The continuing fascination with a last-gasp Ryan bid for the White House is partly his own fault. He evolved in his thinking on assuming the speakership. He initially opposed the idea, but his change of heart has led some to speculate that a similar pattern could play out on the presidential stage. Ryan, on Tuesday, called the two scenarios “apples and oranges.”

“Being Speaker of the House is a far cry from being President of the United States because I was already in the House. I’m already a congressman,” he said. “That is entirely different than getting the nomination for president of the United States by your party without even running for the job.”

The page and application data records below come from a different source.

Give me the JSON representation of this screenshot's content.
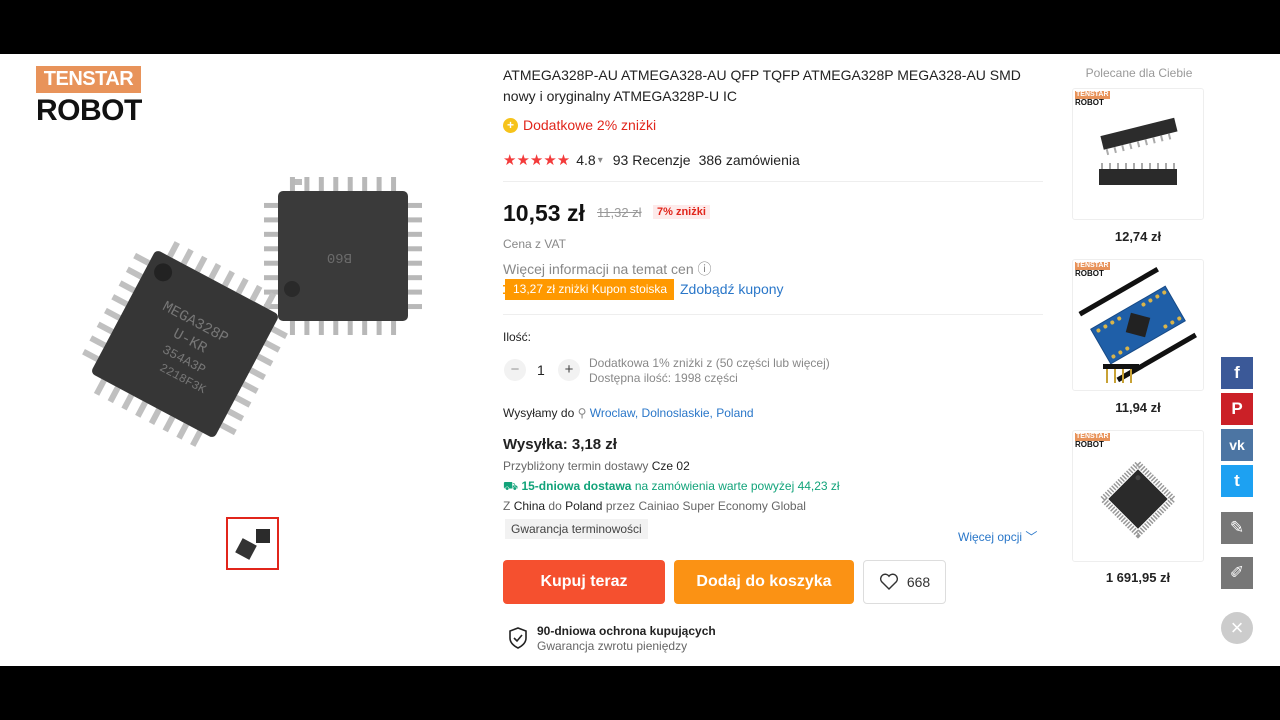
{
  "logo": {
    "line1": "TENSTAR",
    "line2": "ROBOT"
  },
  "product": {
    "title": "ATMEGA328P-AU ATMEGA328-AU QFP TQFP ATMEGA328P MEGA328-AU SMD nowy i oryginalny ATMEGA328P-U IC",
    "extra_discount_icon": "+",
    "extra_discount": "Dodatkowe 2% zniżki",
    "stars": "★★★★★",
    "rating": "4.8",
    "reviews": "93 Recenzje",
    "orders": "386 zamówienia",
    "chip_marks": {
      "chip1": "MEGA328P",
      "chip1_l2": "U-KR",
      "chip1_l3": "354A3P",
      "chip1_l4": "2218F3K",
      "chip2": "B60"
    }
  },
  "pricing": {
    "price": "10,53 zł",
    "old_price": "11,32 zł",
    "discount_badge": "7% zniżki",
    "vat_note": "Cena z VAT",
    "more_info": "Więcej informacji na temat cen ⓘ",
    "coupon": "13,27 zł zniżki Kupon stoiska",
    "get_coupons": "Zdobądź kupony"
  },
  "quantity": {
    "label": "Ilość:",
    "minus": "−",
    "value": "1",
    "plus": "+",
    "bulk_note": "Dodatkowa 1% zniżki z (50 części lub więcej)",
    "available": "Dostępna ilość: 1998 części"
  },
  "shipping": {
    "ship_to_label": "Wysyłamy do",
    "location": "Wroclaw, Dolnoslaskie, Poland",
    "cost": "Wysyłka: 3,18 zł",
    "delivery_label": "Przybliżony termin dostawy",
    "delivery_date": "Cze 02",
    "fast_label": "15-dniowa dostawa",
    "fast_note": "na zamówienia warte powyżej 44,23 zł",
    "route_z": "Z",
    "route_from": "China",
    "route_do": "do",
    "route_to": "Poland",
    "route_via": "przez Cainiao Super Economy Global",
    "guarantee_chip": "Gwarancja terminowości",
    "more_options": "Więcej opcji ﹀"
  },
  "actions": {
    "buy_now": "Kupuj teraz",
    "add_to_cart": "Dodaj do koszyka",
    "wishlist_count": "668"
  },
  "protection": {
    "title": "90-dniowa ochrona kupujących",
    "subtitle": "Gwarancja zwrotu pieniędzy"
  },
  "recommended": {
    "title": "Polecane dla Ciebie",
    "items": [
      {
        "price": "12,74 zł",
        "logo_top": "TENSTAR",
        "logo_bot": "ROBOT"
      },
      {
        "price": "11,94 zł",
        "logo_top": "TENSTAR",
        "logo_bot": "ROBOT"
      },
      {
        "price": "1 691,95 zł",
        "logo_top": "TENSTAR",
        "logo_bot": "ROBOT"
      }
    ]
  },
  "social": {
    "facebook": "f",
    "pinterest": "P",
    "vk": "vk",
    "twitter": "t",
    "edit": "✎",
    "pencil": "✐",
    "close": "×",
    "colors": {
      "facebook": "#3b5998",
      "pinterest": "#cb2027",
      "vk": "#4c75a3",
      "twitter": "#1da1f2",
      "edit": "#777777",
      "pencil": "#777777"
    }
  },
  "colors": {
    "accent_red": "#f5502f",
    "accent_orange": "#fb9214",
    "link": "#2a77c9",
    "green": "#12a37a"
  }
}
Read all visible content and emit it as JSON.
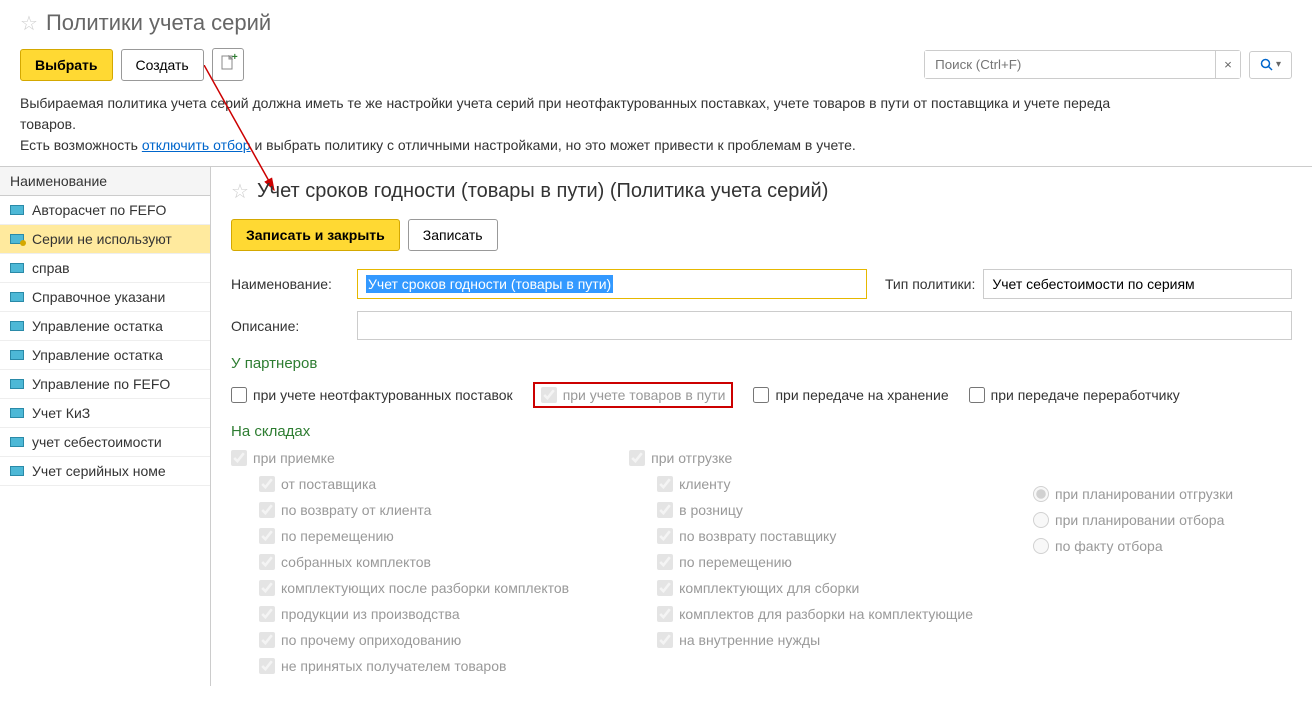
{
  "header": {
    "title": "Политики учета серий"
  },
  "toolbar": {
    "select": "Выбрать",
    "create": "Создать",
    "search_placeholder": "Поиск (Ctrl+F)"
  },
  "info": {
    "line1": "Выбираемая политика учета серий должна иметь те же настройки учета серий при неотфактурованных поставках, учете товаров в пути от поставщика и учете переда",
    "line2_prefix": "товаров.",
    "line3_prefix": "Есть возможность ",
    "line3_link": "отключить отбор",
    "line3_suffix": " и выбрать политику с отличными настройками, но это может привести к проблемам в учете."
  },
  "sidebar": {
    "column": "Наименование",
    "items": [
      "Авторасчет по FEFO",
      "Серии не используют",
      "справ",
      "Справочное указани",
      "Управление остатка",
      "Управление остатка",
      "Управление по FEFO",
      "Учет КиЗ",
      "учет себестоимости",
      "Учет серийных номе"
    ]
  },
  "form": {
    "title": "Учет сроков годности (товары в пути) (Политика учета серий)",
    "save_close": "Записать и закрыть",
    "save": "Записать",
    "name_label": "Наименование:",
    "name_value": "Учет сроков годности (товары в пути)",
    "policy_type_label": "Тип политики:",
    "policy_type_value": "Учет себестоимости по сериям",
    "description_label": "Описание:",
    "partners_title": "У партнеров",
    "partners": {
      "cb1": "при учете неотфактурованных поставок",
      "cb2": "при учете товаров в пути",
      "cb3": "при передаче на хранение",
      "cb4": "при передаче переработчику"
    },
    "warehouses_title": "На складах",
    "warehouses": {
      "receive": "при приемке",
      "ship": "при отгрузке",
      "r1": "от поставщика",
      "r2": "по возврату от клиента",
      "r3": "по перемещению",
      "r4": "собранных комплектов",
      "r5": "комплектующих после разборки комплектов",
      "r6": "продукции из производства",
      "r7": "по прочему оприходованию",
      "r8": "не принятых получателем товаров",
      "s1": "клиенту",
      "s2": "в розницу",
      "s3": "по возврату поставщику",
      "s4": "по перемещению",
      "s5": "комплектующих для сборки",
      "s6": "комплектов для разборки на комплектующие",
      "s7": "на внутренние нужды",
      "rad1": "при планировании отгрузки",
      "rad2": "при планировании отбора",
      "rad3": "по факту отбора"
    }
  }
}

Still, there is a clear desire among at least a subset of the Republican Party for Ryan to play a long-term role in leading the party moving forward. Even his political opponents acknowledge that Ryan could entertain any political future he likes some day.

“I never thought Paul Ryan was that likely [as a nominee],” Sen. Jeff Flake (R-Ariz.) said when asked about Ryan’s latest attempt to dissuade his would-be presidential boosters. “All of us can dream.”

“He’s young,” said Hoyer. “There’s a lot of time for Paul Ryan to do whatever he wants to do at some point in time.”

But at least for this cycle, the unofficial “Ryan for President” effort is nothing more than fantasy.

“Let me speak directly to the delegates on this,” he said at the RNC. “Count me out.”

By the time the brief press conference had ended, most of the protesters had left. But a handful lingered, and three of them were sitting on the steps outside of the RNC front entrance.

As the press corps filed out of the building, one of the Democracy Spring activists sitting by the door distilled the event’s obvious predictability with suitable snark: “Hot scoop. He’s not running.”